Where a picture appears, leave it out, and print the rest of the records as they are.

(Provided data)

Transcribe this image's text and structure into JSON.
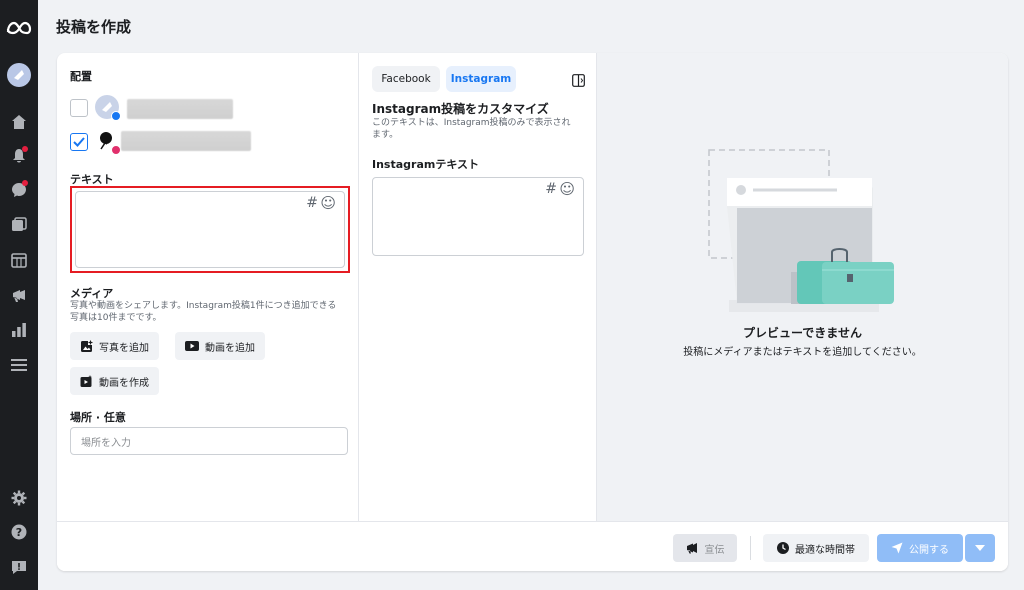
{
  "page": {
    "title": "投稿を作成"
  },
  "nav": {
    "icons": [
      "meta-logo-icon",
      "page-avatar-icon",
      "home-icon",
      "notifications-icon",
      "messages-icon",
      "content-icon",
      "planner-icon",
      "ads-icon",
      "insights-icon",
      "menu-icon",
      "settings-icon",
      "help-icon",
      "report-icon"
    ]
  },
  "placement": {
    "label": "配置",
    "accounts": [
      {
        "platform": "facebook",
        "checked": false
      },
      {
        "platform": "instagram",
        "checked": true
      }
    ]
  },
  "text_section": {
    "label": "テキスト",
    "hashtag_icon": "#",
    "emoji_icon": "☺"
  },
  "media": {
    "label": "メディア",
    "hint_line1": "写真や動画をシェアします。Instagram投稿1件につき追加できる",
    "hint_line2": "写真は10件までです。",
    "add_photo": "写真を追加",
    "add_video": "動画を追加",
    "create_video": "動画を作成"
  },
  "location": {
    "label": "場所 · 任意",
    "placeholder": "場所を入力"
  },
  "customize": {
    "tabs": [
      {
        "label": "Facebook",
        "active": false
      },
      {
        "label": "Instagram",
        "active": true
      }
    ],
    "title": "Instagram投稿をカスタマイズ",
    "desc_line1": "このテキストは、Instagram投稿のみで表示され",
    "desc_line2": "ます。",
    "field_label": "Instagramテキスト"
  },
  "preview": {
    "title": "プレビューできません",
    "subtitle": "投稿にメディアまたはテキストを追加してください。"
  },
  "footer": {
    "boost": "宣伝",
    "best_time": "最適な時間帯",
    "publish": "公開する"
  },
  "colors": {
    "accent": "#1877f2",
    "highlight_border": "#e51c23",
    "nav_bg": "#1c1e21",
    "instagram": "#e1306c"
  }
}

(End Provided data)

Exercise solution =
Transcribe this image's text and structure into JSON.
{
  "page": {
    "title": "投稿を作成"
  },
  "nav": {
    "icons": [
      "meta-logo-icon",
      "page-avatar-icon",
      "home-icon",
      "notifications-icon",
      "messages-icon",
      "content-icon",
      "planner-icon",
      "ads-icon",
      "insights-icon",
      "menu-icon",
      "settings-icon",
      "help-icon",
      "report-icon"
    ]
  },
  "placement": {
    "label": "配置",
    "accounts": [
      {
        "platform": "facebook",
        "checked": false
      },
      {
        "platform": "instagram",
        "checked": true
      }
    ]
  },
  "text_section": {
    "label": "テキスト",
    "hashtag_icon": "#",
    "emoji_icon": "☺"
  },
  "media": {
    "label": "メディア",
    "hint_line1": "写真や動画をシェアします。Instagram投稿1件につき追加できる",
    "hint_line2": "写真は10件までです。",
    "add_photo": "写真を追加",
    "add_video": "動画を追加",
    "create_video": "動画を作成"
  },
  "location": {
    "label": "場所 · 任意",
    "placeholder": "場所を入力"
  },
  "customize": {
    "tabs": [
      {
        "label": "Facebook",
        "active": false
      },
      {
        "label": "Instagram",
        "active": true
      }
    ],
    "title": "Instagram投稿をカスタマイズ",
    "desc_line1": "このテキストは、Instagram投稿のみで表示され",
    "desc_line2": "ます。",
    "field_label": "Instagramテキスト"
  },
  "preview": {
    "title": "プレビューできません",
    "subtitle": "投稿にメディアまたはテキストを追加してください。"
  },
  "footer": {
    "boost": "宣伝",
    "best_time": "最適な時間帯",
    "publish": "公開する"
  },
  "colors": {
    "accent": "#1877f2",
    "highlight_border": "#e51c23",
    "nav_bg": "#1c1e21",
    "instagram": "#e1306c"
  }
}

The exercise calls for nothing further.